Presentation on theme: "Interdependence and interactions in an ecosystem."— Presentation transcript:
Interdependence and interactions in an ecosystem
Interpret interactions among organisms exhibiting predation, parasitism, commensalism and mutualism Identify and illustrate that long-term survival of a species is dependent on a resource Investigate and explain the interactions in an ecosystem including food chains, food webs and food pyramids
Biotic factors: living parts of the ecosystem (ex: trees, birds, etc.) Abiotic factors: non-living parts of the ecosystem (ex: rocks, water, etc.) Population Community Ecosystem Population: group of organisms of the same species living together Community: groups of populations living in the same area Ecosystems: community + all the non-living surroundings
Name the Biome Desert Temperate Forest Tundra Tiaga Tropical Rainforest Grasslands
Predator Prey Predators feed on other organisms. Prey are the organisms that get eaten. The prey population needs to be larger than the predator population. As the prey population increases, the predator population increases. If the prey population decreases, the predator population decreases. Predation keeps population size within the limits of available resources.
Symbiosis: means “living together”--there are 3 types of symbiotic relationships Parasitism: the host is harmed and the parasite benefits (ex: human and a tapeworm) Commensalism: one organism is not harmed nor benefited and the other organism benefits (ex: tree and a bird) Mutualism: both organisms benefit (ex: clown fish and an anemone) Symbiosis Host Parasite Organism Unaffected Organism Benefited Organism Benefited
Food Chain Food Chain: represents the flow of energy in an ecosystem; the arrows represent the direction of energy flow and are called trophic levels. There are usually 3-4 trophic levels in a food chain but no more than 5 levels Grass Insect Bird Hawk (plant) (herbivore) (carnivore) (carnivore) Producer: organisms that undergo photosynthesis (grass); also called autotrophs Consumer: organisms that must eat producers/consumers; also called heterotrophs Primary consumer: these organisms eat the producers (insects) Secondary consumer: these organisms eat the primary consumers (bird) Tertiary consumer: these organisms eat the secondary consumers (hawk)
Food Chain Cont. Scavengers: organisms that feed on dead animals (ex: vultures) Decomposers: organisms that break down dead organic material (ex: fungi) Herbivores: eat only producers Carnivores: eat only consumers Omnivores: eat producers and consumers
Pyramids Grasses 100% Grasshoppers 10% Birds 1% Fox 0.1% Birds 10 kg Fox 1 kg Grasshoppers 100 kg Grasses 1000 kg Energy PyramidNumber PyramidBiomass Pyramid There must always be more prey than predators because the predators can not use all the energy that is consumed from the prey.
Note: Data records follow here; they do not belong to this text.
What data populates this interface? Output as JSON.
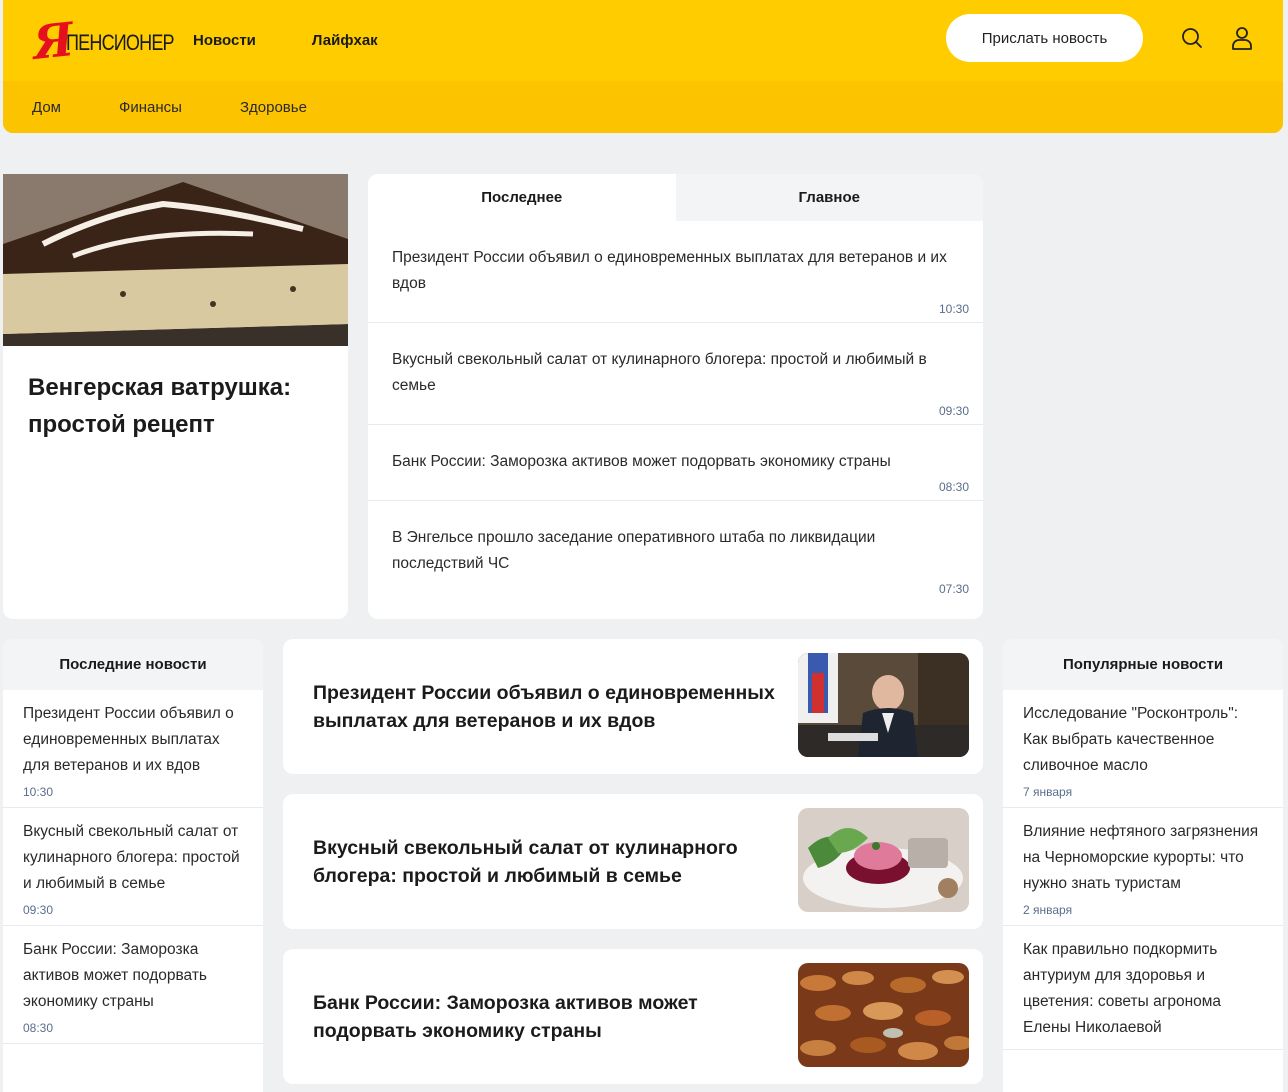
{
  "header": {
    "logo_ya": "Я",
    "logo_text": "пенсионер",
    "nav": [
      "Новости",
      "Лайфхак"
    ],
    "send_button": "Прислать новость",
    "sub_nav": [
      "Дом",
      "Финансы",
      "Здоровье"
    ],
    "colors": {
      "top": "#ffcc00",
      "bottom": "#fcc400",
      "logo_red": "#e5101d"
    }
  },
  "feature": {
    "title": "Венгерская ватрушка: простой рецепт",
    "image": "cheesecake-photo"
  },
  "tabs": {
    "labels": [
      "Последнее",
      "Главное"
    ],
    "active": 0,
    "items": [
      {
        "text": "Президент России объявил о единовременных выплатах для ветеранов и их вдов",
        "time": "10:30"
      },
      {
        "text": "Вкусный свекольный салат от кулинарного блогера: простой и любимый в семье",
        "time": "09:30"
      },
      {
        "text": "Банк России: Заморозка активов может подорвать экономику страны",
        "time": "08:30"
      },
      {
        "text": "В Энгельсе прошло заседание оперативного штаба по ликвидации последствий ЧС",
        "time": "07:30"
      }
    ]
  },
  "latest": {
    "title": "Последние новости",
    "items": [
      {
        "text": "Президент России объявил о единовременных выплатах для ветеранов и их вдов",
        "time": "10:30"
      },
      {
        "text": "Вкусный свекольный салат от кулинарного блогера: простой и любимый в семье",
        "time": "09:30"
      },
      {
        "text": "Банк России: Заморозка активов может подорвать экономику страны",
        "time": "08:30"
      }
    ]
  },
  "cards": [
    {
      "title": "Президент России объявил о единовременных выплатах для ветеранов и их вдов",
      "image": "president-photo"
    },
    {
      "title": "Вкусный свекольный салат от кулинарного блогера: простой и любимый в семье",
      "image": "beet-salad-photo"
    },
    {
      "title": "Банк России: Заморозка активов может подорвать экономику страны",
      "image": "coins-photo"
    }
  ],
  "popular": {
    "title": "Популярные новости",
    "items": [
      {
        "text": "Исследование \"Росконтроль\": Как выбрать качественное сливочное масло",
        "time": "7 января"
      },
      {
        "text": "Влияние нефтяного загрязнения на Черноморские курорты: что нужно знать туристам",
        "time": "2 января"
      },
      {
        "text": "Как правильно подкормить антуриум для здоровья и цветения: советы агронома Елены Николаевой",
        "time": ""
      }
    ]
  }
}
The lower an organism is on the food chain, the higher the numbers of these organisms. The more organisms there are at a trophic level, the more mass the group of organisms has.
Biological Magnification If a chemical or toxin (ex: DDT) enters the food chain at a low level (ex: grass) the amount of that chemical increases as you move up the food chain.